With Time to Talk Day being just around the corner and myself being fresh from gaining certification as a Mental Health First Aider- I feel this is a great moment to promote Time to Talk Day, which is coming up on February 2nd.
It means a lot to me to earn this qualification. The course itself was delivered by someone who is very patient and allowed us all to learn at our own pace and share what we were comfortable to share. I also think that it really opened people’s eyes to how life is lived through the lens of someone with a mental health condition.
I went through a mental health assessment in 2018 after a life event that left me very insecure- and as a result of this, I found out I have Generalised Anxiety Disorder. This is one of the more common diagnoses within the mental health spectrum, but beyond this, there are various other types of mental health that perhaps go under the radar more often than not. So I was very grateful to have the opportunity to watch some videos and broaden my understanding of it.
Since completing this course, I now feel like my confidence has taken a step forward in being a Mental Health First Aider. I see myself as more of a signposting person though, for multiple reasons. The first being my neurodivergent conditions. The impact of this, is that my processing speed is a lot slower than someone without Dyspraxia in particular. So I would end up forgetting what someone has said and be unable to find the words to say next. I am someone who I would not shy away from saying, am more of a talker than a listener for this reason. I have lots of things to say, but can’t listen and take notes either physically or mentally. However, if I can signpost someone who is going through a difficult time to a colleague or someone else with the skills that I don’t have, I feel like this would be just as helpful.
In the absence of fast processing speeds though, I have a much deeper understanding of the sorts of questions to ask and what to do next if further action is what I feel is necessary. The framework used to support someone going through mental health challenges is called ALGEE. This process starts off with approaching, assessing and assisting (the last part being involved if the person is deemed to be in a crisis). Next is listening non-judgementally. After that is giving support and finally, encouraging the person to seek professional help or alternatives to this.

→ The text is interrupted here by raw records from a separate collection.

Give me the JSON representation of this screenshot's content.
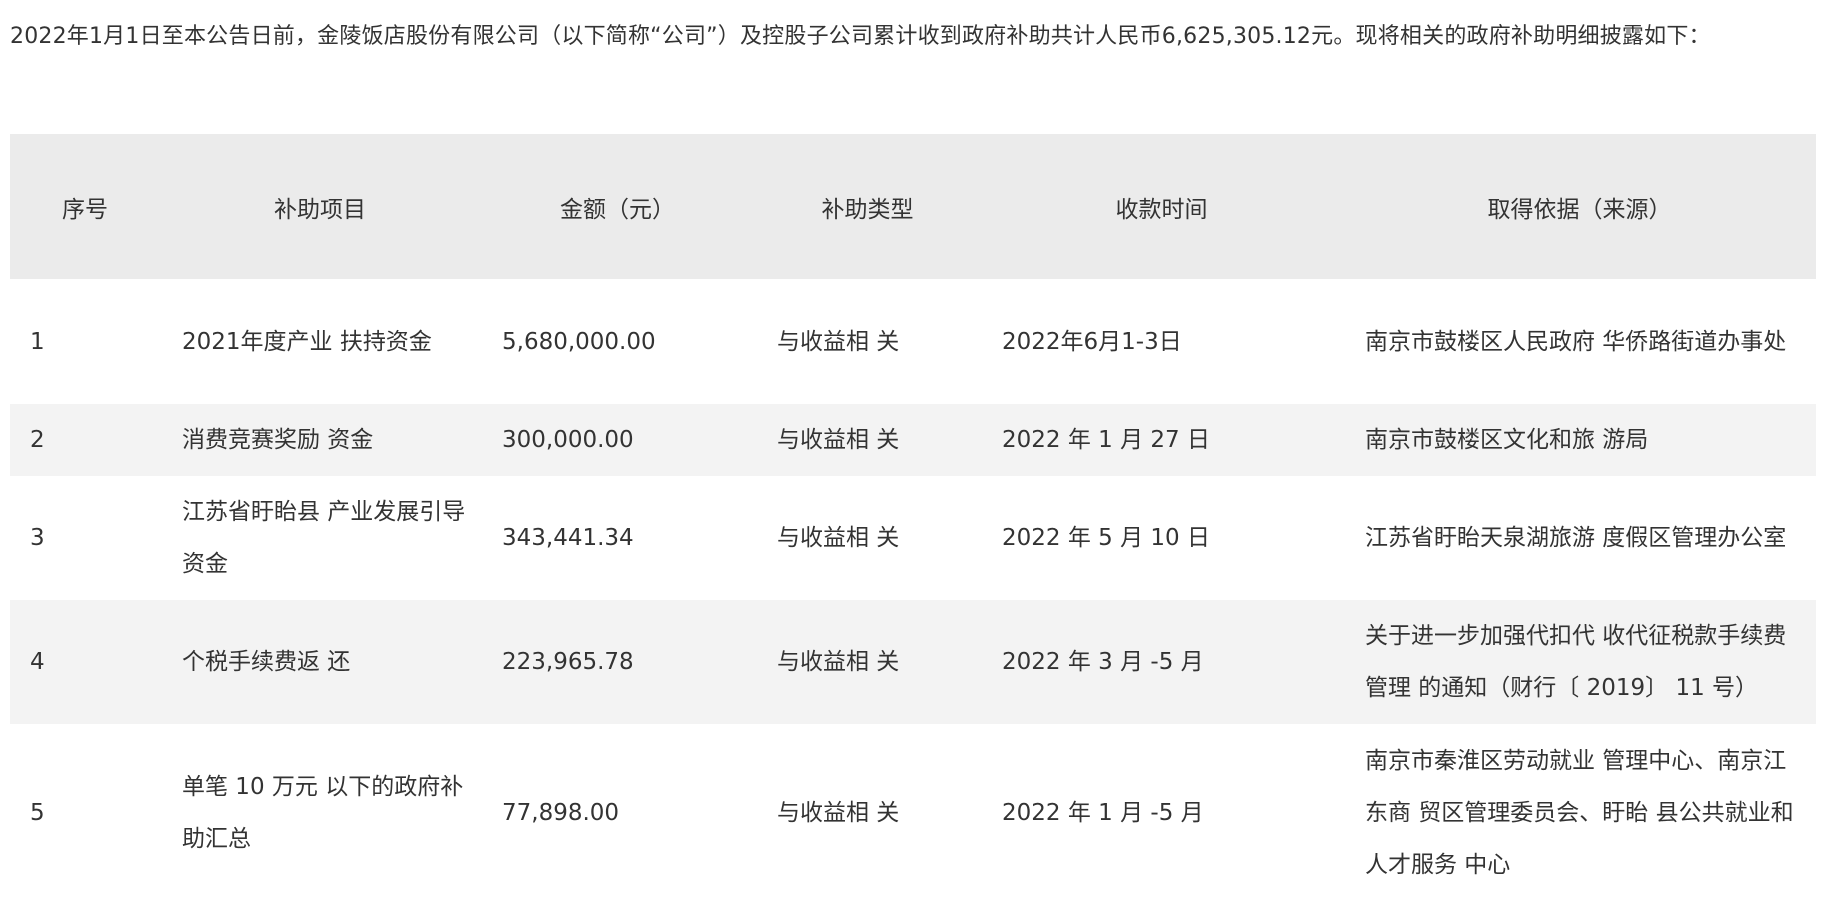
{
  "intro": "2022年1月1日至本公告日前，金陵饭店股份有限公司（以下简称“公司”）及控股子公司累计收到政府补助共计人民币6,625,305.12元。现将相关的政府补助明细披露如下：",
  "table": {
    "headers": [
      "序号",
      "补助项目",
      "金额（元）",
      "补助类型",
      "收款时间",
      "取得依据（来源）"
    ],
    "rows": [
      {
        "no": "1",
        "item": "2021年度产业 扶持资金",
        "amount": "5,680,000.00",
        "type": "与收益相 关",
        "date": "2022年6月1-3日",
        "source": "南京市鼓楼区人民政府 华侨路街道办事处"
      },
      {
        "no": "2",
        "item": "消费竞赛奖励 资金",
        "amount": "300,000.00",
        "type": "与收益相 关",
        "date": "2022 年 1 月 27 日",
        "source": "南京市鼓楼区文化和旅 游局"
      },
      {
        "no": "3",
        "item": "江苏省盱眙县 产业发展引导 资金",
        "amount": "343,441.34",
        "type": "与收益相 关",
        "date": "2022 年 5 月 10 日",
        "source": "江苏省盱眙天泉湖旅游 度假区管理办公室"
      },
      {
        "no": "4",
        "item": "个税手续费返 还",
        "amount": "223,965.78",
        "type": "与收益相 关",
        "date": "2022 年 3 月 -5 月",
        "source": "关于进一步加强代扣代 收代征税款手续费管理 的通知（财行〔 2019〕 11 号）"
      },
      {
        "no": "5",
        "item": "单笔 10 万元 以下的政府补 助汇总",
        "amount": "77,898.00",
        "type": "与收益相 关",
        "date": "2022 年 1 月 -5 月",
        "source": "南京市秦淮区劳动就业 管理中心、南京江东商 贸区管理委员会、盱眙 县公共就业和人才服务 中心"
      }
    ]
  }
}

To me, the environment to have such a discussion is also important. Someone with a mental health condition, or even someone going through the process of a potential diagnosis, would not want to be in an environment where their confidentiality could be impeded upon by essentially having an audience listening (even if that listening is unintentional). I think a good environment to have an open discussion about mental health is whilst on a walk with a friend, or maybe at one another’s house over a cup of tea or coffee. This removes the interruptions and the hustle and bustle of a busier environment and makes life much less overwhelming.

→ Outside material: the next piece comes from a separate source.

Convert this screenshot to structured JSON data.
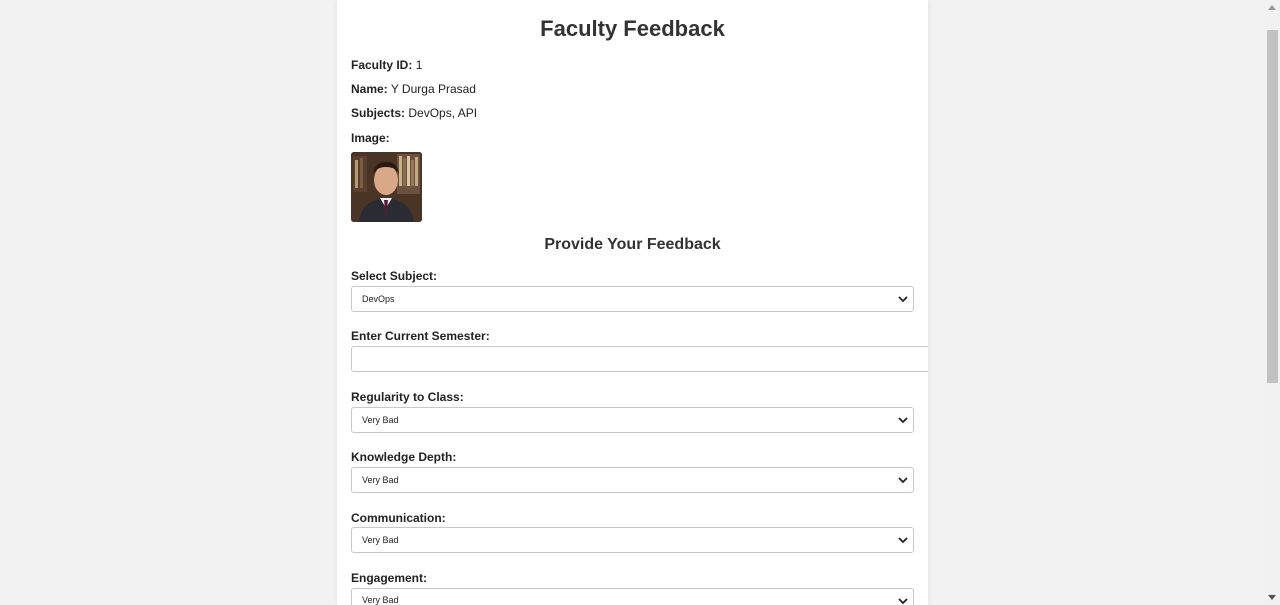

It is also important, that while engaged in a conversation surrounding mental health- to not try to fix the person. You can listen, do your best to understand and encourage a person to look at different options in terms of support. But it is not your job to fix them. It is important to me, and also part of our philosophy here at Enrych, to empower people, including those with poor mental health, to choose the way in which they want to live. Perhaps what’s good enough for some people is to attend a session such as Boccia and Multisports at Whitwick and Coalville Leisure Centre or have some refreshments and a chat at the Marlene Reid Centre. As always and I’m sure everyone knows this nowadays- there is no one size fits all. And your role is purely to be there and to listen and not to fix the person.
Something else to remember, is to treat a person struggling with their mental health the same as you always would. They are not their mental health condition. It would be just like if someone had a physical injury of some kind- you don’t define someone by their condition. Their condition is a part of them. Not their whole self and should not be something to make you cut off contact with them. If you need more support to understand these things, there are also additional resources you can find via organisations such as MIND and SAMARITANS.

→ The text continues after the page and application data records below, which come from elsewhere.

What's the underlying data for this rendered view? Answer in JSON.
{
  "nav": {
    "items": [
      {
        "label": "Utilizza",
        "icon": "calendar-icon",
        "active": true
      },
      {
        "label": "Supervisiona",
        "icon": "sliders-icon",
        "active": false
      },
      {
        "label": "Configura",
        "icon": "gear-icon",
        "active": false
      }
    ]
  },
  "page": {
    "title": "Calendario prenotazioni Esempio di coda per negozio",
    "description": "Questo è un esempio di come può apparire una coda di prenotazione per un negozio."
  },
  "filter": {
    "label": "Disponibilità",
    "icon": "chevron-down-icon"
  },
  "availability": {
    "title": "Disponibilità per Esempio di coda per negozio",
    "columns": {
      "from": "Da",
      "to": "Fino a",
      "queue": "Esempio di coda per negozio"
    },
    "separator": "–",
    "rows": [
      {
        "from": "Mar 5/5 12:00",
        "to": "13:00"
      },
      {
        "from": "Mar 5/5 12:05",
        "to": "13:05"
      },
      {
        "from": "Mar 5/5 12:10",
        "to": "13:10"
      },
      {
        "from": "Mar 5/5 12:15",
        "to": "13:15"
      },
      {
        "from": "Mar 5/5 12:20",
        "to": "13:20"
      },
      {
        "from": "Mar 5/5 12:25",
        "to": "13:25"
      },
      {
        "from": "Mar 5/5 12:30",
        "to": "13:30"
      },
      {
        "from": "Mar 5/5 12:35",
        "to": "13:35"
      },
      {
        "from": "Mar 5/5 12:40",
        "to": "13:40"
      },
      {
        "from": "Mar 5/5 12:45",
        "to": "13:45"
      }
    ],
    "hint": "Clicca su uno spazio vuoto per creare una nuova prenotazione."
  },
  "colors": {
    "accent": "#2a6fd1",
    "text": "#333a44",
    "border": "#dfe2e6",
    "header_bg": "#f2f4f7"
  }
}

Finally, be patient. Referring to what I spoke about at the start of this post, it is important to give a person the platform to share what they wish to share. Don’t force someone into sharing everything all in one go or pressuring them to discuss things that are incredibly sensitive pieces of information. The thing to remember is the fact you have given the person the platform to talk about what they are going through is the most important aspect of all. This will in turn, make it easier for people to talk about things knowing that they have that safe space to be open about things.
Here at Enrych, we will be marking this special day in the calendar by doing a mental health related quiz and we shall also be putting up bunting in our office to raise awareness too. We always look at ways we can be active in putting our messages out in various ways and increasing the level of conversation about the most important issues. Watch out for things across our social media pages and goings on in the community for everything related to Time to Talk Day. Help make one single day something that sparks these conversations on any day of the year.